Near-infrared spectroscopy ready for consumer use
Embeddable NIREDs such as the Oslon Black SFH 4736 or Synios SFH 4776 are driving mobile spectroscopy, says Osram
Osram Opto Semiconductors has developed a new generation of embeddable broadband near infrared LEDs (NIREDs) which it says will enable consumers to scan freshness or ingredients of food via mobile devices. Mobile spectroscopy, as the technology is being called, can measure nutrients, calorie content and freshness.
Near-infrared spectroscopy based on LED technology uses the characteristic light absorption behaviour of certain molecular compounds. If a defined light spectrum is directed at a sample it is possible to determine the presence and quantity of certain ingredients from the wavelength distribution of the reflected light. It is possible, for example, to measure the water, fat, carbohydrate, sugar or protein content of food.
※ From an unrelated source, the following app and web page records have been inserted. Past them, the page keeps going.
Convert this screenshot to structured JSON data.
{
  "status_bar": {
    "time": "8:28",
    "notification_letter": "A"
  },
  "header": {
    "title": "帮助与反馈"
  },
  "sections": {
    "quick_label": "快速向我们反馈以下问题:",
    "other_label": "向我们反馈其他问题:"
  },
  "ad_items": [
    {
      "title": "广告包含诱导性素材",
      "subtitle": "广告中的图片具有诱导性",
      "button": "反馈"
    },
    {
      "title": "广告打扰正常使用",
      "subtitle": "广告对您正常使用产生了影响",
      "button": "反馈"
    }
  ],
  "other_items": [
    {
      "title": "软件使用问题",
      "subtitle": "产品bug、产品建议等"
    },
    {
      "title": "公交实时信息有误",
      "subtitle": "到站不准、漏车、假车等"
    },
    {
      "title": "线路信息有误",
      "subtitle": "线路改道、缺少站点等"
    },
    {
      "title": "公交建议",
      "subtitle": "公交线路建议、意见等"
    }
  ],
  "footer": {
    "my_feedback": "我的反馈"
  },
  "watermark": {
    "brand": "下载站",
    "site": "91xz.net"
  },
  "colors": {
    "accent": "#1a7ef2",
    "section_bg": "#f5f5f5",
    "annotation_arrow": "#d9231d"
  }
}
Using various sampling accessories, infrared spectrometers can accept a wide range of sample types such as gases, liquids, and solids. NIREDs act as a compact light source for the spectrometer.
Making this possible are embeddable NIREDs such as the Oslon Black SFH 4736 or Synios SFH 4776, says Osram. Due to a new phosphor technology and integrated optics the Oslon Black SFH 4736 has increasing the light intensity by an impressive 60 percent compared to predecessor components. The primary optics bundle 90 percent of the generated light within a beam angle of +/-40°, providing considerably more optical power per unit area on the target object – in other words focusing the light precisely where it is needed. As a result, more light is reflected to the spectrometer, leading to a stronger measured signal.
The Synios SFH 4776 with its tiny and robust package shows this impressive intensity improvement. For the customer this means an improved signal-to-noise ratio which is enabling simpler analysis of the molecular makeup of food and medicines. Up to now, infrared spectroscopic analysis has been limited to scientific use by chemist and physics laboratories. The progress towards miniaturisation however now enables the integration of NIREDs into space-critical applications such as mobile phones.
The basis of the described NIREDs is a blue 1 mm² chip based on the UX:3 chip technology, developed by Osram Opto Semiconductors, which provides high luminous efficacy even at high currents. Its light is converted into infrared radiation with the aid of a phosphor converter developed specifically for this application. A residual blue component in the light helps users target the area they want to investigate. The emission spectrum of the NIREDs has a homogeneous spectral distribution in the infrared range from 650 nm to 1050 nm. The Osram Oslon Black Flat SFH 4735, Oslon Black SFH 4736 and Synios SFH 4776 are the first and still the only LEDs on the market with this broad spectral range in the near infrared regime.
First devices using the new NIRED-technology have already been unveiled to the consumer sector. An example is the micro-spectrometer SCiO, introduced by the Israeli startup Consumer Physics.
Using, Osram’s NIREDs, the smartphone-operated and cloud-connected solution resembles a matchbox in shape and size. It leverages infrared spectroscopy to identify certain compounds like fat, sugar, water or proteins in food, medicine and even the human body and analyses them in real time, instantly providing consumers and businesses with relevant and actionable insights about the physical world.
However, near-infrared spectroscopy is only at its beginning, opening more new application fields for both the consumer and professional use.